■ Exercise:
Please restate every entry exactly. Leave out the pictures.

■ Data supplied:
- - -

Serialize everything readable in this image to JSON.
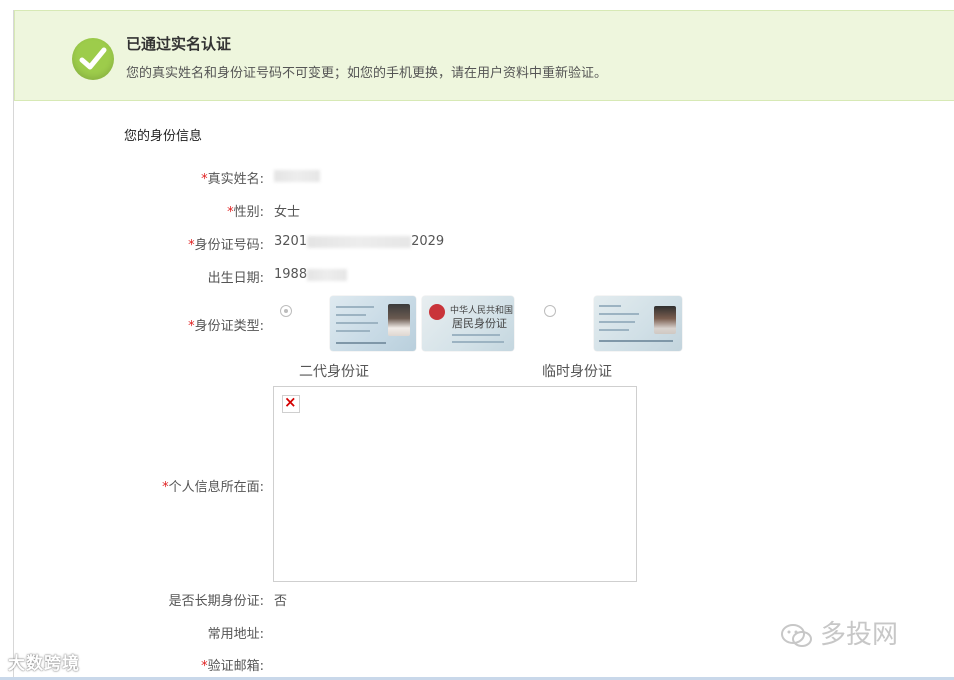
{
  "banner": {
    "title": "已通过实名认证",
    "description": "您的真实姓名和身份证号码不可变更；如您的手机更换，请在用户资料中重新验证。",
    "icon": "check-circle-icon",
    "accent_color": "#9dcc4b"
  },
  "section_title": "您的身份信息",
  "fields": {
    "real_name": {
      "label": "真实姓名:",
      "required": "*",
      "value": ""
    },
    "gender": {
      "label": "性别:",
      "required": "*",
      "value": "女士"
    },
    "id_number": {
      "label": "身份证号码:",
      "required": "*",
      "value_prefix": "3201",
      "value_suffix": "2029"
    },
    "birth_date": {
      "label": "出生日期:",
      "value_prefix": "1988"
    },
    "id_type": {
      "label": "身份证类型:",
      "required": "*",
      "options": [
        {
          "caption": "二代身份证",
          "selected": true
        },
        {
          "caption": "临时身份证",
          "selected": false
        }
      ]
    },
    "id_front": {
      "label": "个人信息所在面:",
      "required": "*"
    },
    "long_term": {
      "label": "是否长期身份证:",
      "value": "否"
    },
    "address": {
      "label": "常用地址:",
      "value": ""
    },
    "email": {
      "label": "验证邮箱:",
      "required": "*",
      "value": ""
    }
  },
  "id_card_text": {
    "front_header": "中华人民共和国",
    "front_title": "居民身份证"
  },
  "watermarks": {
    "left": "大数跨境",
    "right": "多投网"
  }
}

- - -

■ Exercise solution:
Serialize everything readable in this image to JSON.
{
  "banner": {
    "title": "已通过实名认证",
    "description": "您的真实姓名和身份证号码不可变更；如您的手机更换，请在用户资料中重新验证。",
    "icon": "check-circle-icon",
    "accent_color": "#9dcc4b"
  },
  "section_title": "您的身份信息",
  "fields": {
    "real_name": {
      "label": "真实姓名:",
      "required": "*",
      "value": ""
    },
    "gender": {
      "label": "性别:",
      "required": "*",
      "value": "女士"
    },
    "id_number": {
      "label": "身份证号码:",
      "required": "*",
      "value_prefix": "3201",
      "value_suffix": "2029"
    },
    "birth_date": {
      "label": "出生日期:",
      "value_prefix": "1988"
    },
    "id_type": {
      "label": "身份证类型:",
      "required": "*",
      "options": [
        {
          "caption": "二代身份证",
          "selected": true
        },
        {
          "caption": "临时身份证",
          "selected": false
        }
      ]
    },
    "id_front": {
      "label": "个人信息所在面:",
      "required": "*"
    },
    "long_term": {
      "label": "是否长期身份证:",
      "value": "否"
    },
    "address": {
      "label": "常用地址:",
      "value": ""
    },
    "email": {
      "label": "验证邮箱:",
      "required": "*",
      "value": ""
    }
  },
  "id_card_text": {
    "front_header": "中华人民共和国",
    "front_title": "居民身份证"
  },
  "watermarks": {
    "left": "大数跨境",
    "right": "多投网"
  }
}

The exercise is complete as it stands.